* [WHAT IS NEEDED]
Write out every line below that includes the word "price".
■ ■ ■ ■ ■
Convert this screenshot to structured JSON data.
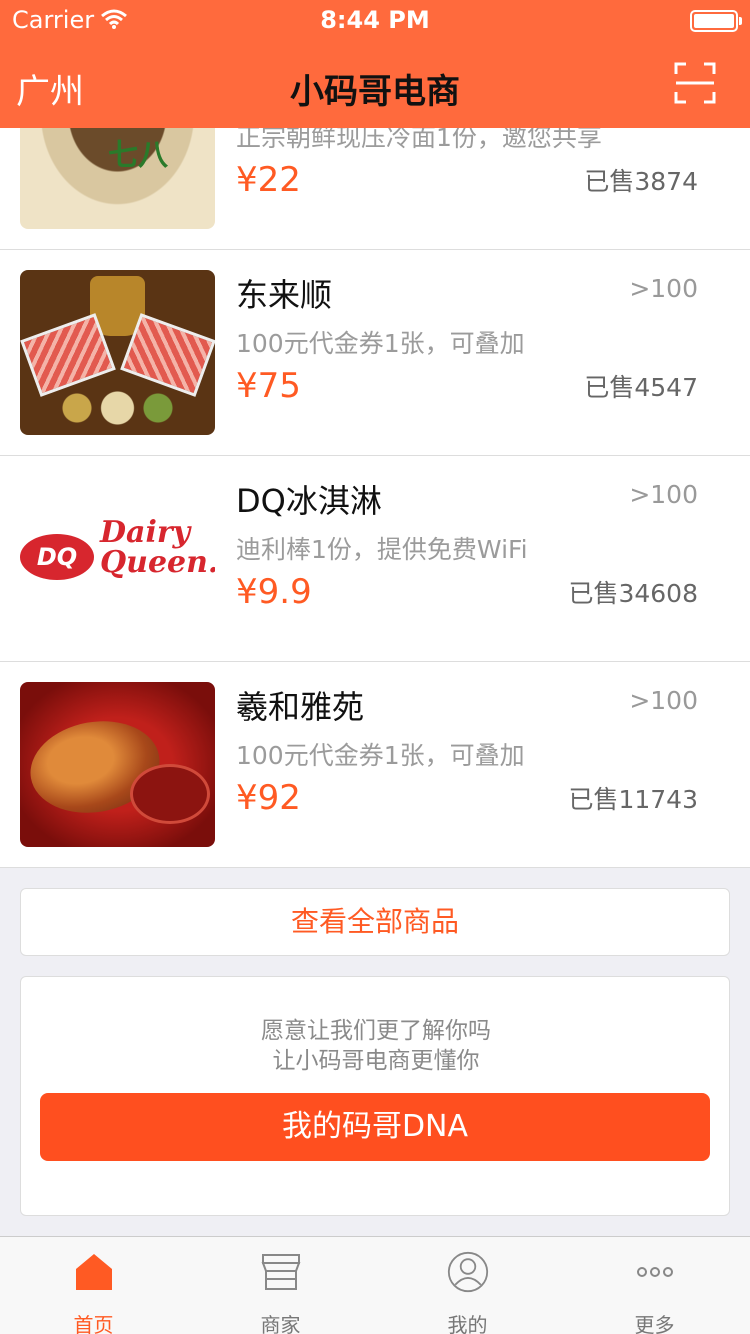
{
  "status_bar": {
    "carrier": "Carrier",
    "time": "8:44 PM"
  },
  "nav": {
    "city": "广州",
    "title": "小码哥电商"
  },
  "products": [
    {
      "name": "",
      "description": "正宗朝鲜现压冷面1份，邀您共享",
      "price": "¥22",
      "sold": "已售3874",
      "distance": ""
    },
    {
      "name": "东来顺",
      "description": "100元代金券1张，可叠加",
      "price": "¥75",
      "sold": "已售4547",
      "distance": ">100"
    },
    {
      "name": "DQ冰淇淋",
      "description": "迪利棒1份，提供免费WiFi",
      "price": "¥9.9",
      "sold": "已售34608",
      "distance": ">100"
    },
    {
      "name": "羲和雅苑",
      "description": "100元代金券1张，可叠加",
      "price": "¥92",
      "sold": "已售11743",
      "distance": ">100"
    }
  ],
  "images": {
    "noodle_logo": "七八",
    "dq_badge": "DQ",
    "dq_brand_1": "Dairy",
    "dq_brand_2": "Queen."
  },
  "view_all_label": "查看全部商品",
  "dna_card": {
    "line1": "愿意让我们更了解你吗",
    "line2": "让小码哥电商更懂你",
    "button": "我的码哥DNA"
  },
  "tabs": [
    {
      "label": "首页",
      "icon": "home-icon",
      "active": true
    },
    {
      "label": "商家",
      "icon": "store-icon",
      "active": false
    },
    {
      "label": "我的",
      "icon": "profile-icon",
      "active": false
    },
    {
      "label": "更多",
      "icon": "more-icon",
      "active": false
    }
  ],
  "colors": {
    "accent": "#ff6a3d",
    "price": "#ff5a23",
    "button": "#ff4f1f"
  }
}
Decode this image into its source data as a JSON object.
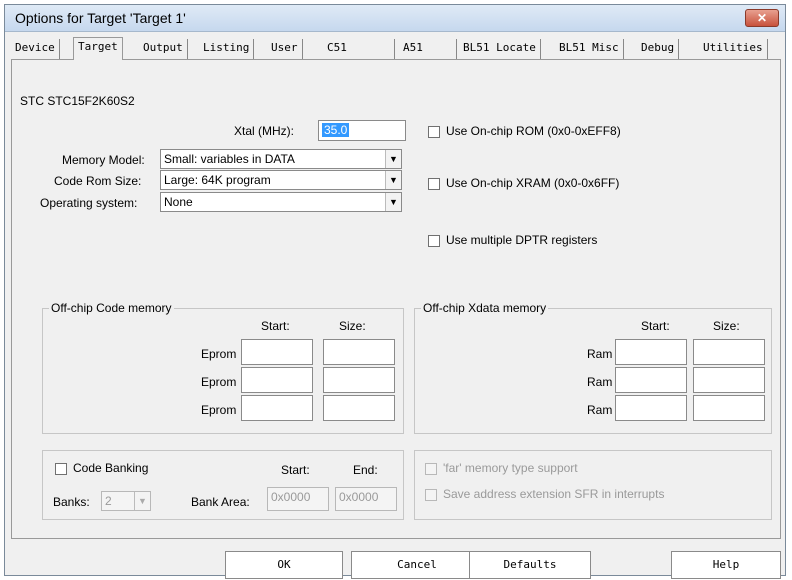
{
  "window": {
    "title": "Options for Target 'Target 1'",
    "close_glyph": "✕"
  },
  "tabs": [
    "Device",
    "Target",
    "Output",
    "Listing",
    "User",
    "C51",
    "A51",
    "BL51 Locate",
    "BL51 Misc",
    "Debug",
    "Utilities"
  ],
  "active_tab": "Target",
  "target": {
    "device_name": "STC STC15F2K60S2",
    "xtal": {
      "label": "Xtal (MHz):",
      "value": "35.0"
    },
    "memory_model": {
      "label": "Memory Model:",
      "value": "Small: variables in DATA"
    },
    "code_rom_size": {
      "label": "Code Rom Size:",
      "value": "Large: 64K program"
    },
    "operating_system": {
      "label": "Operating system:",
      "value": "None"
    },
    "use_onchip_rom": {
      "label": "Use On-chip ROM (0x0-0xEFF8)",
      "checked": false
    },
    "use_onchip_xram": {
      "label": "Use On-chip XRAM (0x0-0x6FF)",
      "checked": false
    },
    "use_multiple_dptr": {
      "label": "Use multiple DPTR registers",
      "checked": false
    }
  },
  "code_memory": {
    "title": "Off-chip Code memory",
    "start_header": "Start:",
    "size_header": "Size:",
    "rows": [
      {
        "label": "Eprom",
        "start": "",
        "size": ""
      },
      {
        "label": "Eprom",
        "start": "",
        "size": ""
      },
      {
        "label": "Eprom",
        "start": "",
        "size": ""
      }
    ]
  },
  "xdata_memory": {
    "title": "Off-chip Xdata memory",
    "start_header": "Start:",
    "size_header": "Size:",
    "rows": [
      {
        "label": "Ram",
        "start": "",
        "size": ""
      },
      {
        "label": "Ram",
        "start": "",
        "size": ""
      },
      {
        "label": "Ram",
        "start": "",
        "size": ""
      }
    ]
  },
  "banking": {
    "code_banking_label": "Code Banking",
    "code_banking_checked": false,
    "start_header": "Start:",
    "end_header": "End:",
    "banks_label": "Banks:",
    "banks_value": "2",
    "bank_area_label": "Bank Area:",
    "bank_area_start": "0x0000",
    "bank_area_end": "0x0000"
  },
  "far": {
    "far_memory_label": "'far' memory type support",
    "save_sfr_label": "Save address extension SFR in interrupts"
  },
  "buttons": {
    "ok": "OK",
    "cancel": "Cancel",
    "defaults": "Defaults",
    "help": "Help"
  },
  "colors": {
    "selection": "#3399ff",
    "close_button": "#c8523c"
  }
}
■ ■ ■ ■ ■
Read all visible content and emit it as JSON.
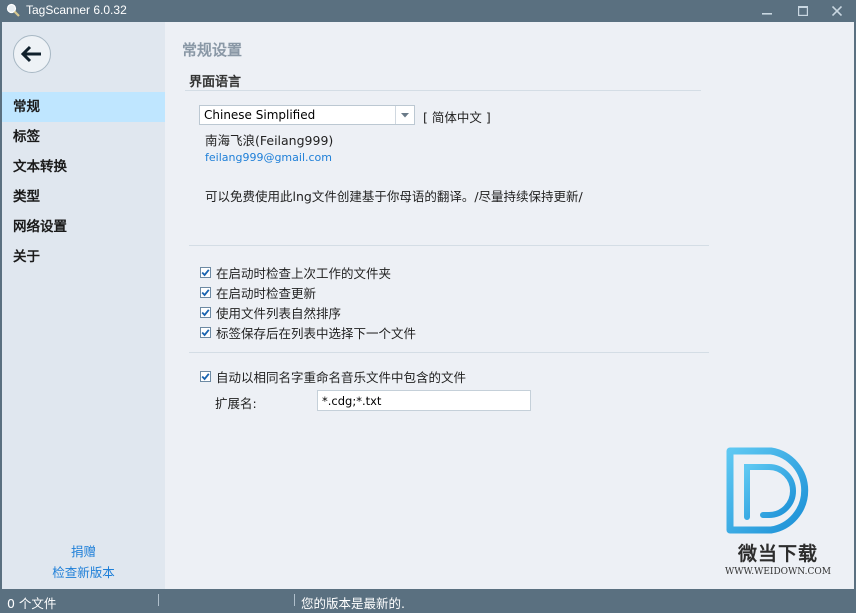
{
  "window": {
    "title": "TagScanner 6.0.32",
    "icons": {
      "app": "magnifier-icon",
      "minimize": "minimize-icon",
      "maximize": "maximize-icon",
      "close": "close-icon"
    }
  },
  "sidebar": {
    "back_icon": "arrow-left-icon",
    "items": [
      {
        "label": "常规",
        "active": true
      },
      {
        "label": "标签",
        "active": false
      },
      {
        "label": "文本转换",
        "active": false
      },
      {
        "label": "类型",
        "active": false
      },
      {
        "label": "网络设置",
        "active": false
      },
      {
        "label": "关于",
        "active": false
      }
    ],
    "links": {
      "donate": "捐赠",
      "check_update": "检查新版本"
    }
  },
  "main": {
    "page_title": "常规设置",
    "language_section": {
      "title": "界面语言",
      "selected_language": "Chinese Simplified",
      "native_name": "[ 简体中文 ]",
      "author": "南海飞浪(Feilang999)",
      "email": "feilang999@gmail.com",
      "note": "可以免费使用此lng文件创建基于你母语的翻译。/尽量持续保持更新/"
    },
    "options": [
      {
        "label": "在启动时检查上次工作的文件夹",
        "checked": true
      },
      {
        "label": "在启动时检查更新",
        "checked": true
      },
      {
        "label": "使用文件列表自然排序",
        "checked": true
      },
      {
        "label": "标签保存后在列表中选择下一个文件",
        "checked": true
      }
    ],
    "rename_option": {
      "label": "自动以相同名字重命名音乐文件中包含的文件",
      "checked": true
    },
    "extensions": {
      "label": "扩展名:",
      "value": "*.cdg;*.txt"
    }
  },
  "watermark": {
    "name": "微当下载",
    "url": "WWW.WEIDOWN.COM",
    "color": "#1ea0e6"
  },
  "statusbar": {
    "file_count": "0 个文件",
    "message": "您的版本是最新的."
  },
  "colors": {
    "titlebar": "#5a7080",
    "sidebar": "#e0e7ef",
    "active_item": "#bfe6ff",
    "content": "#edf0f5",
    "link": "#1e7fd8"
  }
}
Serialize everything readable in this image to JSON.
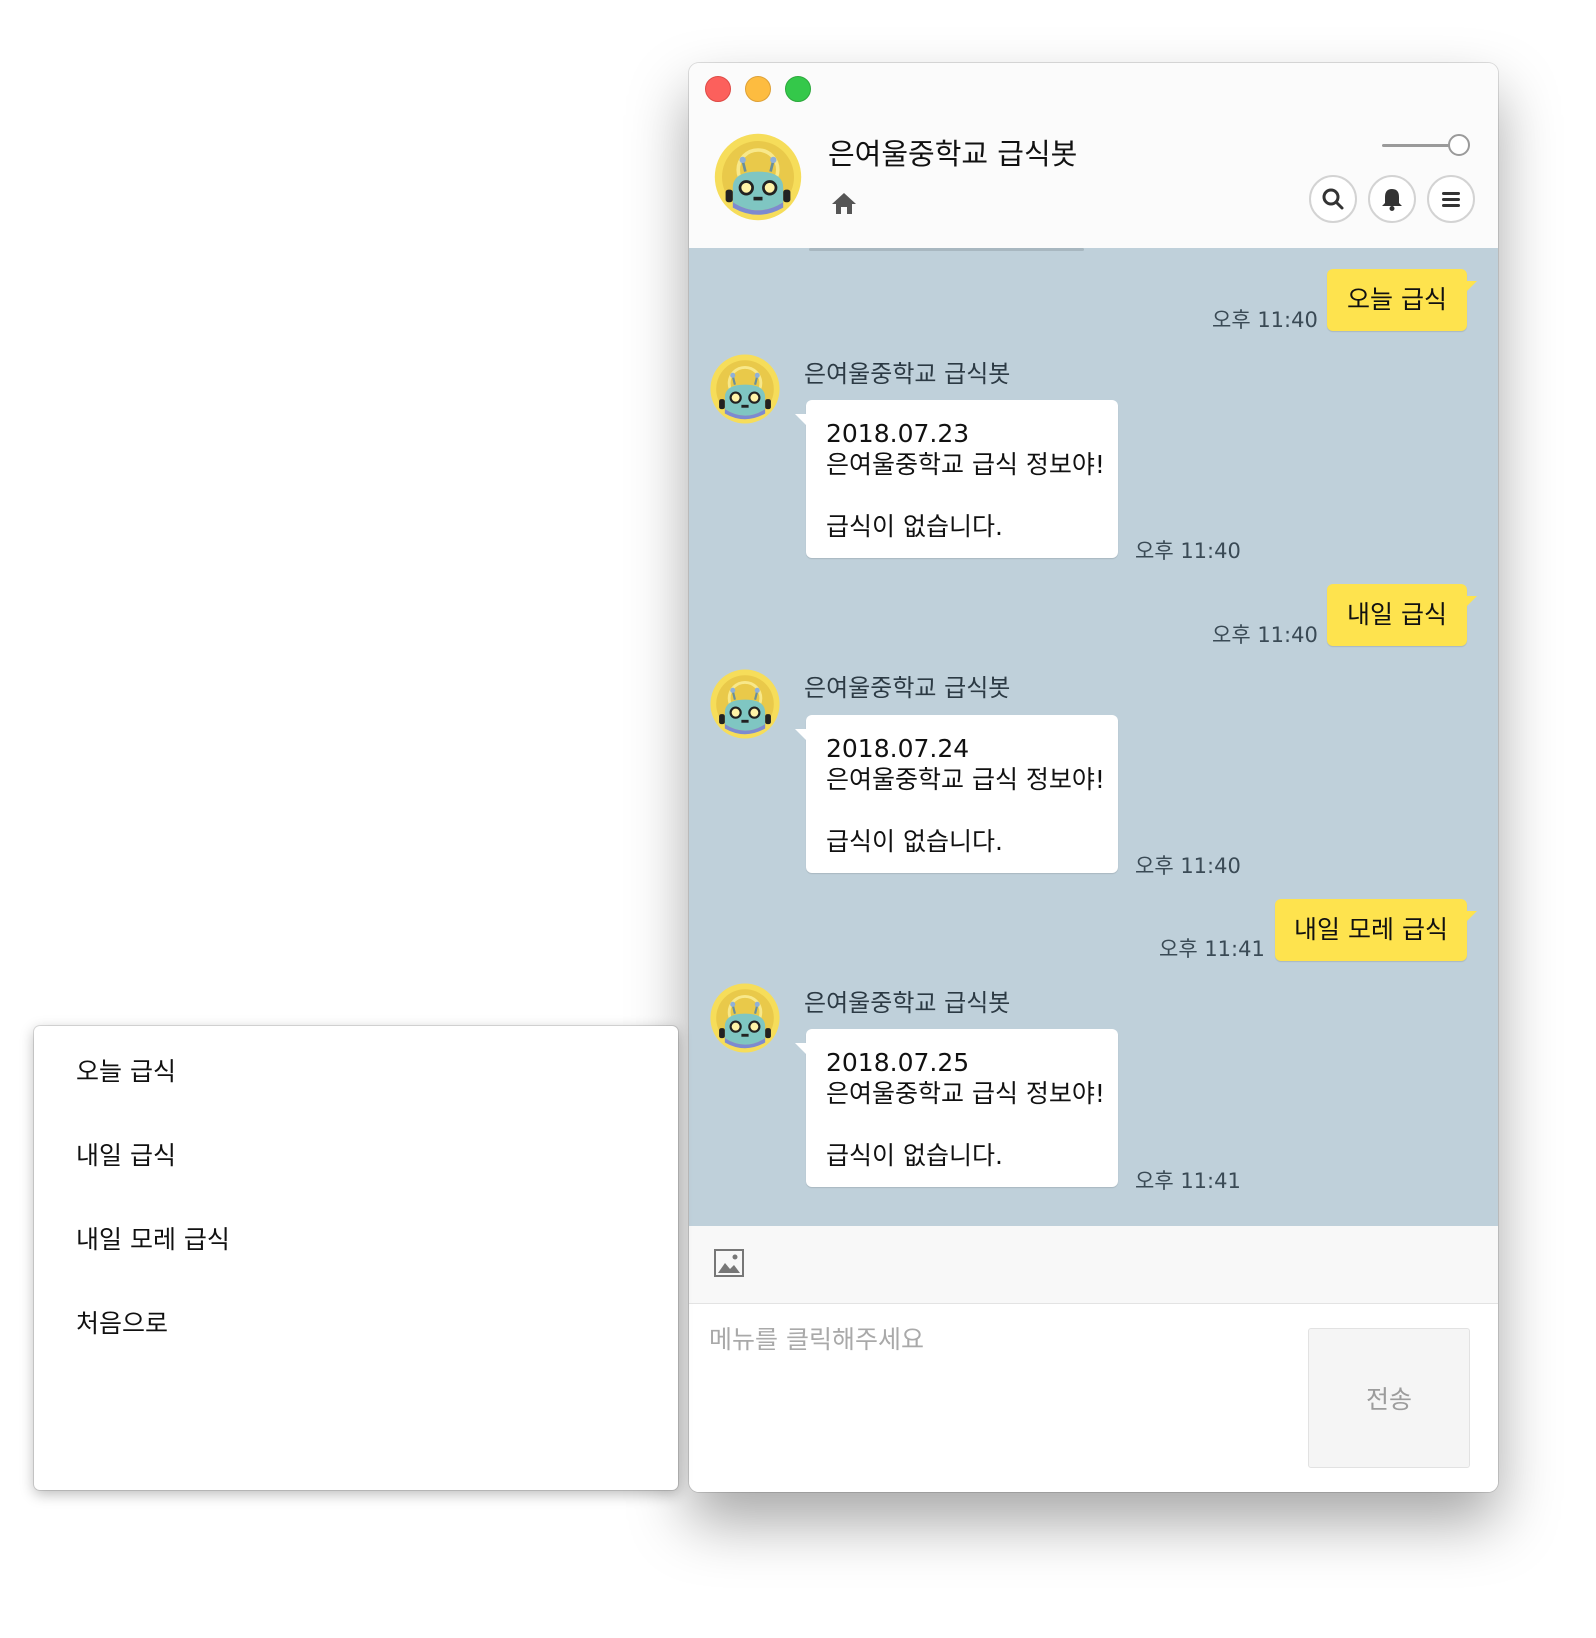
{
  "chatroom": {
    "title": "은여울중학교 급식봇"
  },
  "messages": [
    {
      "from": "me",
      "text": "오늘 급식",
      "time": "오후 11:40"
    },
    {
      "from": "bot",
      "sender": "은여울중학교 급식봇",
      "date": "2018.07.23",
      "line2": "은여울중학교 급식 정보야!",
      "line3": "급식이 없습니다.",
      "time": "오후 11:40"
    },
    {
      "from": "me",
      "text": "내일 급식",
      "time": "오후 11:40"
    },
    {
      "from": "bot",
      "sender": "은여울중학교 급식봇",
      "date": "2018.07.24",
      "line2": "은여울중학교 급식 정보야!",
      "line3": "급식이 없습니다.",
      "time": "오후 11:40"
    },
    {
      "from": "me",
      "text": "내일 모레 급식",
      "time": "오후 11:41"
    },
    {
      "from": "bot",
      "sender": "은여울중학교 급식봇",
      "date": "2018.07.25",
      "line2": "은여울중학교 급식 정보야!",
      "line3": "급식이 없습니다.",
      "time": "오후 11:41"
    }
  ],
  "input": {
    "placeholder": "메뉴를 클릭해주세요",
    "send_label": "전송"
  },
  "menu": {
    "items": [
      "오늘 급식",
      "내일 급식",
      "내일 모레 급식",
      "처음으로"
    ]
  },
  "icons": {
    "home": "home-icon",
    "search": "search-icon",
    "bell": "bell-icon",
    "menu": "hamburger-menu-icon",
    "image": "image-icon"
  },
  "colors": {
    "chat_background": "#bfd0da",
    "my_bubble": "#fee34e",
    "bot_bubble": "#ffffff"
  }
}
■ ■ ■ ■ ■
* [ANSWER TO THIS PROBLEM]
      "price": "¥22",
      "price": "¥75",
      "price": "¥9.9",
      "price": "¥92",
    "price": "#ff5a23",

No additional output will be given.